The Student News Site of Grinnell College

The Scarlet & Black

The Scarlet & Black

Art seminar dares viewers to [ref-yoos] or [ri-fyooz]

Great art often requires great sacrifice, but only rarely does that sacrifice actually require the disposal of a piece of art.  Refuse: [ref-yoos] [ri-fyooz], the Smith Gallery’s latest exhibition, asks students to vote on the artwork that they would most like to remove from the show.  Appropriately, the ballot box is a trashcan.

Voters will be left with a tough decision. The eclectic collection includes dozens of outstanding works, stretching from the floor to the ceiling in the fashion of the famous French Salon in Paris.

“There’s never been a salon show in Smith Gallery, at least not in my time,” said Professor Andrew Kaufman, who teaches the student artists in seminar. “They’re very interested in seeing if this works. They’re challenging convention by letting the work completely take over the space.”
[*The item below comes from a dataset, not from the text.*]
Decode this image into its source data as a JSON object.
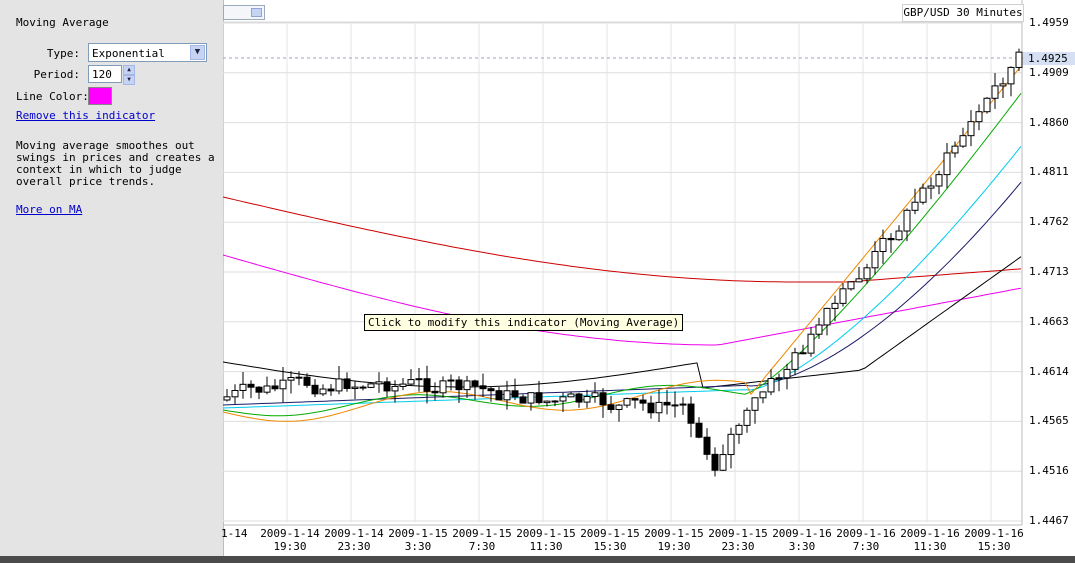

“It’s hard coming in with everyone having different pieces of work and having no idea where to begin.  We didn’t initially know it would be salon style. It just evolved that way,” Phoebe Currier ’12 said.

Although the students stress that there is no unifying theme to the pieces, Refuse still flows well, partially because the artists avoided framing their drawings, paintings and photographs, in typical salon style.

“We left a little space between each work, so that the white space on the wall becomes the frame for the pieces,” Vadim Fainberg ’13 said.

Not all of the pieces can be framed, anyways. Besides paintings, drawings and photographs, Refuse also includes graphic art, large quilts, enchanting embroidery and intriguing digital pieces, such as videos and illuminated works of art. The paintings range from portraiture to grotesque caricature.

“There’s a shift from the normal mode of curating working to an accumulation so that it deemphasizes any one piece,” Kaufman said. “This show is about a collection, a visual onslaught for the viewer that hasn’t been done yet.”

However, the implementation of the artists’ full vision is impaired by a simple, but unavoidable problem.

“There is no way to do the lightening properly,” Fainberg said.

Some of the more intricate pieces, such as a work of white vellum embroidery, struggle to stand out in the limited light, which hides their craftsmanship and detail. The inclusion of digital and illuminated works also slightly detracts from more traditional paintings and drawings because of the close proximity.

Overall, the artists did a fine job of exhibiting in difficult conditions. The show displays a breadth of talent that appears stunning in such a small, cramped space.  Really, no piece in Refuse deserves to be voted into a metaphorical or literal trash can.

View Comments (1)
More to Discover
Donate to The Scarlet & Black
Our Goal

Comments (1)

All The Scarlet & Black Picks Reader Picks Sort: Newest

Your email address will not be published. Required fields are marked *